"With the increase in antibiotic resistance, peptides (small proteins) that destroy cell membranes are being considered as therapeutics. However, there is a need for peptides that preferentially destroy bacterial membranes," Professor Separovic said.
"We have characterised several peptides from the skin glands of Australian tree frogs.

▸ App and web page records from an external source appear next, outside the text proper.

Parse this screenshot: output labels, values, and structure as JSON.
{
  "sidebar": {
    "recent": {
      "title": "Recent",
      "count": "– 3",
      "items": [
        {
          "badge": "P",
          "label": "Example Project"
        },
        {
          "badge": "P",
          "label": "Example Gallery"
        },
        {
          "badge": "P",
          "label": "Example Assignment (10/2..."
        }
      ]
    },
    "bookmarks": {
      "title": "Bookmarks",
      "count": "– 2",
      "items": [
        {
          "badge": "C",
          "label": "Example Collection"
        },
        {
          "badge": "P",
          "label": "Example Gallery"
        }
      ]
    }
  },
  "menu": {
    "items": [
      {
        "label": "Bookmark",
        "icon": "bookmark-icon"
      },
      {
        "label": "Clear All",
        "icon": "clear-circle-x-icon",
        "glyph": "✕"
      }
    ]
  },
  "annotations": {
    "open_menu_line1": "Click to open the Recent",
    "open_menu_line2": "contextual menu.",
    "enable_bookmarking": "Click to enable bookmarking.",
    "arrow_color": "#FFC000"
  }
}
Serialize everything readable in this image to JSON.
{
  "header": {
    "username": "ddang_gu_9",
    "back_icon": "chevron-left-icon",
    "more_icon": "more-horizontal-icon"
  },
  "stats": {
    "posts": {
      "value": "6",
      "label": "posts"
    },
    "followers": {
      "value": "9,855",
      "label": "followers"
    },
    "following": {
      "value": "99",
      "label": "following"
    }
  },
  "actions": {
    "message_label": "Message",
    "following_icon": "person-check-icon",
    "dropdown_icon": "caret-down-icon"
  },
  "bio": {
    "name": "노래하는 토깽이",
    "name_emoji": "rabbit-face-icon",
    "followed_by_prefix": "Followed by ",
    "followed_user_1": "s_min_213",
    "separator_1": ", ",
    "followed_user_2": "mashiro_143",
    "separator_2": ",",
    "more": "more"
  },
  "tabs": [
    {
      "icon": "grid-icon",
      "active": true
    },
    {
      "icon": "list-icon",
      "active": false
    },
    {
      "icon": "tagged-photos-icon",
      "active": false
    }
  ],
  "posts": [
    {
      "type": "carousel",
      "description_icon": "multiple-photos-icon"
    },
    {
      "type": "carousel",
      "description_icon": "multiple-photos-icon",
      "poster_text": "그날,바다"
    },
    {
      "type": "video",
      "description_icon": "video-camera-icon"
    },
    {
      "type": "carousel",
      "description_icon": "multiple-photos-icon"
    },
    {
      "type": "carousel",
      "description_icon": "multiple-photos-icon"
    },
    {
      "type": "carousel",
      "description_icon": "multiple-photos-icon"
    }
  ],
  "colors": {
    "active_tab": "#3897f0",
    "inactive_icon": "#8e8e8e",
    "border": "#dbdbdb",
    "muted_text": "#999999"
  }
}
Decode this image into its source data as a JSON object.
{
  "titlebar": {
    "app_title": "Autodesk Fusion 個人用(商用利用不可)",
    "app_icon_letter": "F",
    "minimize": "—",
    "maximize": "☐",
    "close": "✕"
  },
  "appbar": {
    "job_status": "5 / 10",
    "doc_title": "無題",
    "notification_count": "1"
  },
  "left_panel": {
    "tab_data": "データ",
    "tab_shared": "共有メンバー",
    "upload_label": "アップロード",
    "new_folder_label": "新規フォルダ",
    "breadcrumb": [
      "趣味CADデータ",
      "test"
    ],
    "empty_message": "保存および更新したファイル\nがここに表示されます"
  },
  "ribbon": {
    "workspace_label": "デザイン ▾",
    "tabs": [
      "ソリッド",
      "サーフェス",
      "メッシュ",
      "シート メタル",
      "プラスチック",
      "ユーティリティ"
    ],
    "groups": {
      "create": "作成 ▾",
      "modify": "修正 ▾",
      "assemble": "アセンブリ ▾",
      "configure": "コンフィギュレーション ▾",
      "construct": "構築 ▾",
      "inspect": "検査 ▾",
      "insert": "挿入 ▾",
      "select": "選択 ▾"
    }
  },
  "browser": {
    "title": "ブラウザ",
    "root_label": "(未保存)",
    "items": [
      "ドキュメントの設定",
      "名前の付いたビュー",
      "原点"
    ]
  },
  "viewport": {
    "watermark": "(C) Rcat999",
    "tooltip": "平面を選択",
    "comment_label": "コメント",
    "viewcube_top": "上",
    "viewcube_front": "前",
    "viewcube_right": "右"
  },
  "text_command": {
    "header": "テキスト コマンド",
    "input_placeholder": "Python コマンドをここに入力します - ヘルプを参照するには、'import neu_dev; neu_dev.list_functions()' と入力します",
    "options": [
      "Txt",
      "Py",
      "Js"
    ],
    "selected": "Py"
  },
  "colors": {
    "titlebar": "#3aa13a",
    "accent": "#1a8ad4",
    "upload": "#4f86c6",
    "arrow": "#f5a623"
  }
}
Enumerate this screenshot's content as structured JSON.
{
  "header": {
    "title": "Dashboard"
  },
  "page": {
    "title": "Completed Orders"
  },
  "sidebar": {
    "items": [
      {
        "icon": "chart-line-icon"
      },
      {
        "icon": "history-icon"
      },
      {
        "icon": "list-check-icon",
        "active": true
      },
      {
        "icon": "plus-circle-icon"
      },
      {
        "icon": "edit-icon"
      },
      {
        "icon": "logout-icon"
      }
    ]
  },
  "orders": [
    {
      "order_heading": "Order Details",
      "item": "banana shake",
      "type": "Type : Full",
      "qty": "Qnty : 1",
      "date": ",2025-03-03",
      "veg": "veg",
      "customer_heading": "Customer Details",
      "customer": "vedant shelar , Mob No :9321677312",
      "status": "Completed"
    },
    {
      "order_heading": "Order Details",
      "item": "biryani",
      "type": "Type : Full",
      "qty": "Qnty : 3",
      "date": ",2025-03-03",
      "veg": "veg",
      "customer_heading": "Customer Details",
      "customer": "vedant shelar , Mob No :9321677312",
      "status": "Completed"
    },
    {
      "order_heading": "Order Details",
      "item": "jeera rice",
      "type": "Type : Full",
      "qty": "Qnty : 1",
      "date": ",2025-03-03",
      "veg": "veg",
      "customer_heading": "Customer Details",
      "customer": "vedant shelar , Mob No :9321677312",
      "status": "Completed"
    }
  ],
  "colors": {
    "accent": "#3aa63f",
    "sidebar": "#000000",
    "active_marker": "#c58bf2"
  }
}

These peptides are host defence compounds, which have strong antibacterial activity.
"By understanding their 3D structure and mechanism of action at the molecular level, we may be able to increase their antibiotic potency and specificity."
Dr Le Brun explained there are three questions that need to be answered when studying the active ingredients of the secretions or antimicrobial peptides:
"Firstly, we're using facilities at the OPAL reactor to analyse how and why the peptides from the frog skin secretions work, and how they are efficient at killing bacterial cells," Dr Le Brun said.
"And, of course, given that we don't want them to attack healthy human (or frog) cells, we also need to establish whether and how these antimicrobial peptides are selective for bacterial cells.
"The OPAL reactor and neutron reflectometer will help us provide further information to answer those questions, and research possible alternative treatments or cures for superbugs.
"With neutron reflectivity, we can individually detect both the peptide that attacks the cell membrane of bacteria, and the membrane itself – providing a better picture of the process.
"It's this component by component analysis that will help us understand how two different types of frog peptides from two different types of frogs deliver the same outcome: dead bacteria."